I stopped to glance at a few things left on the table of one packing jeweler. The pieces were lovely but I wondered what else he had displayed earlier. I asked if sales had been bad. He indicated it was a fantastic show for him so I point-blank asked why was he leaving early. He shook his head and said, "This place becomes a zoo when everyone tries to get in and load at the same time!" I guess he found it easier to haul everything several blocks instead regardless of lost sales!

I purposely called another friend today who was selling jewelry there to ask how the last few hours had gone. She was set up six spaces down from the early packer. (They were, incidentally, immediately adjacent to the entrance to the stage area where at least 500 people listened to the final band.) She advised she had sold approximately 130 pieces in those last 3 hours at prices ranging from $25 to $55.00. She figures the other guy did her a favor by leaving as they had similarly priced items.

I have often made my biggest and best sales in the last hour of a show, especially at street fairs and such where folks simply don't want to carry the purchase around all day or, in the case of this event, want to see all of the displays before making their choices. As a customer, I have personally done both myself. Leaving early does not just hurt you as a seller but it harms the show in general. If you were only expected to sell in the first few hours, no shows would last past lunchtime. When buyers show up later in the day and find a large number of spaces empty, they won't be back next year. I wish promoters would enforce their rules. They cannot physically restrain crafters to keep them from leaving early but they can force them to forfeit the second day of the show or not accept them at future shows as punishment. I have actually only come across a few promoters who have taken such action.
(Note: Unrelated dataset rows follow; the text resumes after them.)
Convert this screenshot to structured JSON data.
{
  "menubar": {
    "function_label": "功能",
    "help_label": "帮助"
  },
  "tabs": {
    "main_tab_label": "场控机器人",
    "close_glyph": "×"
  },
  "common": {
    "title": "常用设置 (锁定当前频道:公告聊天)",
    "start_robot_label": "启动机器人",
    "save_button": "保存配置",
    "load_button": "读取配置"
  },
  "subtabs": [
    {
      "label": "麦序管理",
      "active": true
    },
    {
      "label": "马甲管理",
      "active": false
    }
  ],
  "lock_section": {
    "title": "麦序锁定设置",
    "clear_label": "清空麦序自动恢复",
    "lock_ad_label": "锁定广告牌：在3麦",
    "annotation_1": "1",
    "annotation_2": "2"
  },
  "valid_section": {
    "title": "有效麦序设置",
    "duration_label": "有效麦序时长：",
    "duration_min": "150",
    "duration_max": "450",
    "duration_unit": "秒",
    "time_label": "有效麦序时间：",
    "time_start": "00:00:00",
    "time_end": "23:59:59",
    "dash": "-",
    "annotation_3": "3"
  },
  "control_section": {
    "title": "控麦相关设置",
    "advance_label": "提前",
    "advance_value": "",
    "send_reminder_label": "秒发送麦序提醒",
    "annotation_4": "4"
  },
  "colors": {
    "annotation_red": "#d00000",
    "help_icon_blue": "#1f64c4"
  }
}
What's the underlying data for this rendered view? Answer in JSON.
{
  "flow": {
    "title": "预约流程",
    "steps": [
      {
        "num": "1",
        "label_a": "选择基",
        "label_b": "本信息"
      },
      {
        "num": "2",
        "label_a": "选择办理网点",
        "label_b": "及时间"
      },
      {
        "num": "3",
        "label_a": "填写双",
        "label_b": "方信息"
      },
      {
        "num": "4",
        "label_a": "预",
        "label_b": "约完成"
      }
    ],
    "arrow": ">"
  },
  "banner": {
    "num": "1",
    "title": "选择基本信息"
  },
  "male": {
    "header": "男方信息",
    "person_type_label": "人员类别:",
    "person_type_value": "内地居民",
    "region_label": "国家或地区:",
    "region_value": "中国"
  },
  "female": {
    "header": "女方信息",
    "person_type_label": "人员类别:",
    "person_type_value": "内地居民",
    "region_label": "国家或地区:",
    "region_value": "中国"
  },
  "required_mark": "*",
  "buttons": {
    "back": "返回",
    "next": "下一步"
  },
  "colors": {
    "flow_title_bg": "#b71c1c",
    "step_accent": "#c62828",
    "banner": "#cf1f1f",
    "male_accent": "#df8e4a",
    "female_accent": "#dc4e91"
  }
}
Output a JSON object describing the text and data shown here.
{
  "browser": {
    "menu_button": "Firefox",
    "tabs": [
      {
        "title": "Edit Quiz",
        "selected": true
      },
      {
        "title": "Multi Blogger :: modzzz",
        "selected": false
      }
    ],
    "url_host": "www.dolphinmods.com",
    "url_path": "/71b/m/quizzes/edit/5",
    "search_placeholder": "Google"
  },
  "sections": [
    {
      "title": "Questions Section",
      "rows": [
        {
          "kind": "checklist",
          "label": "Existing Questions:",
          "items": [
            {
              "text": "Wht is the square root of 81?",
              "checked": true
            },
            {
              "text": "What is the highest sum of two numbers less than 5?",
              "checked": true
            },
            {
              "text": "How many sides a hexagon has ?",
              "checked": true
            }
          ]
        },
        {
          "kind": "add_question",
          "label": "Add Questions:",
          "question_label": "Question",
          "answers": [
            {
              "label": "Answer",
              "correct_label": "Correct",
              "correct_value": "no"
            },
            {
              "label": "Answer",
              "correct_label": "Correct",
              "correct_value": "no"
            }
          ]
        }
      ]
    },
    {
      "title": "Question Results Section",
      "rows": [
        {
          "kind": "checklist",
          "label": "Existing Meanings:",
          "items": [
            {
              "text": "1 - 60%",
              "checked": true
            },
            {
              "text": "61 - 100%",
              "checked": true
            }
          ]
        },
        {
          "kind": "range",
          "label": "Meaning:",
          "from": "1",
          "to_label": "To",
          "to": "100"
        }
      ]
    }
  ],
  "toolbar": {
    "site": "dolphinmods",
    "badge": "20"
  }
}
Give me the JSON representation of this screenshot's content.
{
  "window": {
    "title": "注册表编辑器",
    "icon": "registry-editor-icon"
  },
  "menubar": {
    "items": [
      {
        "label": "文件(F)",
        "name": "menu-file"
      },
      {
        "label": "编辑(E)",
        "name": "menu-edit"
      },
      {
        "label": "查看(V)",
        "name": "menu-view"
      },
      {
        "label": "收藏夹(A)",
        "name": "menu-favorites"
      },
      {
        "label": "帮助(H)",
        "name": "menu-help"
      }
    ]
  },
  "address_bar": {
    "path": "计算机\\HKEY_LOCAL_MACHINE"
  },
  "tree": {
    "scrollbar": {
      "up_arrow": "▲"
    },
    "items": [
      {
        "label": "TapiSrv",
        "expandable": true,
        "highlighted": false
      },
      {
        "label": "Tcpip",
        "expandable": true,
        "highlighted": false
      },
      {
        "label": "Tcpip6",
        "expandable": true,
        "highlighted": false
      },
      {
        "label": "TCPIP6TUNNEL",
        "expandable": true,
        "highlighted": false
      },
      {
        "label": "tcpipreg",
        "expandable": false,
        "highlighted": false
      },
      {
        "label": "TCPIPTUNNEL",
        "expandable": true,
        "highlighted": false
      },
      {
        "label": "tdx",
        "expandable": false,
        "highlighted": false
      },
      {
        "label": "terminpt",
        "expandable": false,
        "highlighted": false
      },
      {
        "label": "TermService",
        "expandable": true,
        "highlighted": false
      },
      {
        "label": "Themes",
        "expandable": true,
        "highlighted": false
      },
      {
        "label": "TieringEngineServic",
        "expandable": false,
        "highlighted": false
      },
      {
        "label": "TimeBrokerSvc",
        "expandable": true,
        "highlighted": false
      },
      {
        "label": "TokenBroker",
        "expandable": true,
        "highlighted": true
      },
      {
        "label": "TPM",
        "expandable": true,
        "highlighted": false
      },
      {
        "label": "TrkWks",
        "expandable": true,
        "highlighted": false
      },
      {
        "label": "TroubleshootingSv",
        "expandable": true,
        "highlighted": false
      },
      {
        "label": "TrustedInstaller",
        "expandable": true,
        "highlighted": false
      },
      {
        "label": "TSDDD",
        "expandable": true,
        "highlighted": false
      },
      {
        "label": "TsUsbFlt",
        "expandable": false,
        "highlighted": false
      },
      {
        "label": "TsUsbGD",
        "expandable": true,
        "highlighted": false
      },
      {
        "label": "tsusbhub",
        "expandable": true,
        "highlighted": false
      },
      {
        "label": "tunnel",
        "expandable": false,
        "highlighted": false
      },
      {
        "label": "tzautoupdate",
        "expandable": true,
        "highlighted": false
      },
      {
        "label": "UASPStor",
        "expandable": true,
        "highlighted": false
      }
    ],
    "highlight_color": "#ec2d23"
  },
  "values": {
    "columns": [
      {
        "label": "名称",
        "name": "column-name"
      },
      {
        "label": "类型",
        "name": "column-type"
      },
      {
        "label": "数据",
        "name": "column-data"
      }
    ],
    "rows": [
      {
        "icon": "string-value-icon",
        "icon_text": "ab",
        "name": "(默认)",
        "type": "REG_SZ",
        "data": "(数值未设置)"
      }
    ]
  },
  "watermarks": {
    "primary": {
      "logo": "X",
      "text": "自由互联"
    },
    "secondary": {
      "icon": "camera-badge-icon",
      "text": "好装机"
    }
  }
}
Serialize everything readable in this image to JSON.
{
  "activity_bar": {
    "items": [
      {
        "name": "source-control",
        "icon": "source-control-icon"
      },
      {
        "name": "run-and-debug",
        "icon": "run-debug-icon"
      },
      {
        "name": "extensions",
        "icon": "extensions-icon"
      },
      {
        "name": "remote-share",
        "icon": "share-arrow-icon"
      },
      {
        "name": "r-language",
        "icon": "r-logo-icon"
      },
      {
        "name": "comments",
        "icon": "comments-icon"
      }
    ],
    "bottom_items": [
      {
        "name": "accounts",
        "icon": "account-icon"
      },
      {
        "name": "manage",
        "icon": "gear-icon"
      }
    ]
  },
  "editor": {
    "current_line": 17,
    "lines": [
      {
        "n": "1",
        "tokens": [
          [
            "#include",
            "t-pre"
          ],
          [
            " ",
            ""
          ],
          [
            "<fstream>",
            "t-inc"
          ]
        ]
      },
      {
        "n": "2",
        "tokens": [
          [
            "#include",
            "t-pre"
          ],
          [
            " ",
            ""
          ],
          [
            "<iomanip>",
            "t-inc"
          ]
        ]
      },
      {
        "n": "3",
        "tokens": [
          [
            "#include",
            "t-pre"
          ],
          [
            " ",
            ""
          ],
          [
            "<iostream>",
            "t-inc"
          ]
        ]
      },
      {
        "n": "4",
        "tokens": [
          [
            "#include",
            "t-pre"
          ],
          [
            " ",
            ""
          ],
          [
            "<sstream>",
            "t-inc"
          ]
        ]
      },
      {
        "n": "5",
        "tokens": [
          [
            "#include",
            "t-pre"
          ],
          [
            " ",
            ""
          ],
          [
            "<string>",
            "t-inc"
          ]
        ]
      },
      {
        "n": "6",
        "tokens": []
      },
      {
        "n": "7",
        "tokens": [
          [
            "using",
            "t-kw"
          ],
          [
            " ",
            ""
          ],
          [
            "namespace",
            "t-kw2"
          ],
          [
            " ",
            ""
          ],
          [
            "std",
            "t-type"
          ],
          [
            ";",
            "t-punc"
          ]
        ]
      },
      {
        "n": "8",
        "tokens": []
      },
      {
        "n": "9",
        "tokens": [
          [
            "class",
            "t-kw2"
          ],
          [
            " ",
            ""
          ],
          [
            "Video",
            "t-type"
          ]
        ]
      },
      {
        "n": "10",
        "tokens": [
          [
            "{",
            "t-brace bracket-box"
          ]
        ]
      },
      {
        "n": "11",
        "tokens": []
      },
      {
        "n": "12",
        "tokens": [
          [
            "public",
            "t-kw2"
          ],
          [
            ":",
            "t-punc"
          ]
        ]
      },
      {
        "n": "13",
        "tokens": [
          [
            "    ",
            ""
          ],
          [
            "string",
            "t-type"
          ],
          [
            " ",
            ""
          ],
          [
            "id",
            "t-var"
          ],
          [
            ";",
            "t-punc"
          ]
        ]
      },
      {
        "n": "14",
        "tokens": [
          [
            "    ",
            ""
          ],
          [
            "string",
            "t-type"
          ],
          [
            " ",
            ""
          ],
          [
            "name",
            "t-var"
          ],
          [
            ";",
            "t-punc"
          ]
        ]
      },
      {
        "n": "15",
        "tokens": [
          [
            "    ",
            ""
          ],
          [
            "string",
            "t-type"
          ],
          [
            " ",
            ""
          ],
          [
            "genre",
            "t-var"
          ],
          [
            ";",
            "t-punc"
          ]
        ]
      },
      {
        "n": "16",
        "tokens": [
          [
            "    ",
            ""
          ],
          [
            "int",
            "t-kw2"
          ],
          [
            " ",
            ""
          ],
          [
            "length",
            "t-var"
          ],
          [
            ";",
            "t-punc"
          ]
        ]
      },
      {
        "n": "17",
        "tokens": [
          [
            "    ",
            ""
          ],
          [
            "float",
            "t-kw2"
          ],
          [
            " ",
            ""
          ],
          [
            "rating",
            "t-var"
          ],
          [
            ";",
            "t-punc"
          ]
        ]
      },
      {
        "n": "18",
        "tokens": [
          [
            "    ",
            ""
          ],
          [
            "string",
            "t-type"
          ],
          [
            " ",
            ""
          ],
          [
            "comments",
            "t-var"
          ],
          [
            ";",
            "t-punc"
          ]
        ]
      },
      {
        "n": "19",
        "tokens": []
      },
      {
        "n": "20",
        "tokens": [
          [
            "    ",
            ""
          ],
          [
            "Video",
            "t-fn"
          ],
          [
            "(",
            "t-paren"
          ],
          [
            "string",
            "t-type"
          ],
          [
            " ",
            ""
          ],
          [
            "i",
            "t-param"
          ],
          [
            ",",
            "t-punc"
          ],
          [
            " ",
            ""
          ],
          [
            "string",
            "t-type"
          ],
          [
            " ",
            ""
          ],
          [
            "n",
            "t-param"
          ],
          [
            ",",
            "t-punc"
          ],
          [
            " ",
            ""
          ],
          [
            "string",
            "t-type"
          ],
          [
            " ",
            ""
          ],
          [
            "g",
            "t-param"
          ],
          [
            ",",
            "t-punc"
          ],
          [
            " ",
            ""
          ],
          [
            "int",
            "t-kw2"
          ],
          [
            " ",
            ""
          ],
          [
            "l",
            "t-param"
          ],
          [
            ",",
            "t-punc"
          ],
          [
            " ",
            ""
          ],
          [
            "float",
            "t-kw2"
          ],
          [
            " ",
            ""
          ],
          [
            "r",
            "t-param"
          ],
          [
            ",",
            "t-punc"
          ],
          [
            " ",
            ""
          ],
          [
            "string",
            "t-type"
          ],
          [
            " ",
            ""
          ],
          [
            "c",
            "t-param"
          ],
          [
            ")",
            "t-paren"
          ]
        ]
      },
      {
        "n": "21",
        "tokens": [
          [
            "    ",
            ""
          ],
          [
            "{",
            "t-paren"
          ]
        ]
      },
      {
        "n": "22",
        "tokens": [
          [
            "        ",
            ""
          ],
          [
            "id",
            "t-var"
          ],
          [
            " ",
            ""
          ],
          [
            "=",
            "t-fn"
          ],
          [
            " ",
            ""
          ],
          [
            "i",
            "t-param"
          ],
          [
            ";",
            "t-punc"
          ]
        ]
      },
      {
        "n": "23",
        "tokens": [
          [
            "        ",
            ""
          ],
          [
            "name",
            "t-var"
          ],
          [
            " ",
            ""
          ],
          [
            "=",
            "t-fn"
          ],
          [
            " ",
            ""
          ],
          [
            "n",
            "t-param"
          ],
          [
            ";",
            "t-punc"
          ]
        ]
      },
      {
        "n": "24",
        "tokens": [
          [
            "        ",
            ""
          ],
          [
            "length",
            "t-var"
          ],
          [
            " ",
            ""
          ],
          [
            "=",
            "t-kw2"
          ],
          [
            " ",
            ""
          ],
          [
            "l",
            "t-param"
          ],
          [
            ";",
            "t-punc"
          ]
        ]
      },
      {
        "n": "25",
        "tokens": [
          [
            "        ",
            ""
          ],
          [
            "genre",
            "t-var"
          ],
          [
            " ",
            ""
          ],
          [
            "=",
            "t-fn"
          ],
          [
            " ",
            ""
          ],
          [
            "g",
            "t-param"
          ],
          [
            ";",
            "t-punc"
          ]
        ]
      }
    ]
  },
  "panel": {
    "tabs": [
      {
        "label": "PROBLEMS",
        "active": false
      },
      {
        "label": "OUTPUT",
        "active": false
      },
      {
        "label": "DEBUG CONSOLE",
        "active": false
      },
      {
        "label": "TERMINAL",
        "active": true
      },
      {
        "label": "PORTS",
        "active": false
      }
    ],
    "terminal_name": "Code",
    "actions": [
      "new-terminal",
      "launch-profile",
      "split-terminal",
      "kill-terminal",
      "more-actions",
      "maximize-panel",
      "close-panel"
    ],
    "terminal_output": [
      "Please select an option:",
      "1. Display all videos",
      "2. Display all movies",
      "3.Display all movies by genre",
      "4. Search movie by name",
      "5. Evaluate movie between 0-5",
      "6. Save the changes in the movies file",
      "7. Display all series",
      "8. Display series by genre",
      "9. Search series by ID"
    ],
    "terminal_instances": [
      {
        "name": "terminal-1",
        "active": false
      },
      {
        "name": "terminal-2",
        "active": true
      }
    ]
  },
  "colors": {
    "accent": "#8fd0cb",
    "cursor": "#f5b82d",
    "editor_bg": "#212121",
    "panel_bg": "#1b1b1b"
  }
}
As professional craftspeople, we must act professionally. Living by the contracts we sign is just one small part of that attitude. We'd all be unhappy to arrive at a grocery store advertised to be open until 10 p.m. at 7 p.m., only to find they closed early as business was slow or they wanted to avoid the congested highway on their way home.

Saturday, May 1, 2010

Vacation Preps

It's been a busy couple of days here. I'm trying to get everything ready for our vacation in a few days. I am bound and determined I WILL NOT be struggling at the last minute to get everything packed!

I think I've got everything done to keep the homefires burning while we're gone. I've posted the "Vacation Rules." After last July's trip , I can't stress enough, "No digging in the front yard!" (I'm thinking of embroidering it on a sampler.) That pit still has not been completely resolved!!

I even posted a surreptitious list of things that CAN be done AS LONG AS THEY'RE DONE BY THE TIME WE GET BACK!!! This includes things like repairing the concrete on the patio, painting the railing on the inside stairway, steam cleaning the carpets, etc. I don't really expect any of that to be done, but, Hey, it's worth a shot!!

Last time, we came home to a new toilet seat (It broke the night before we left.) and a freshly caulked tub. I wasn't surprised by the toilet seat as I had purchased the new one the morning we left and had it standing in the bathroom as a hint. I think it was a matter of personal comfort if they wanted to use the facilities at all while we were gone. The caulking, though, was a pleasant surprise as it had been on the To Do List for months.

I seem to have a pretty good handle on the laundry and ironing of clothing that needs to go with us. I've started the pile of odds and ends that I want to take (You know, a stray book or two that wandered East at some point and needs to find its way home, Ravens souvenirs for the misplaced fans, a stack of photographs for the family [some still do not have email or facebook], and more.) I still need to make a grocery run to pick up those regional faves that just aren't available in the Midwest and to gather nibbles for that 1200 mile drive. I'm exhausted but I think I may actually have my act pretty much together at this point.

Unfortuantely, I won't have internet access while traveling so I'll be busy going through withdrawal and missing all of you. In the next two days, I need to type in advance postings for both blogs. I've come up with a few interesting items for your reading pleasure while I'm gone. So, please keep stopping by.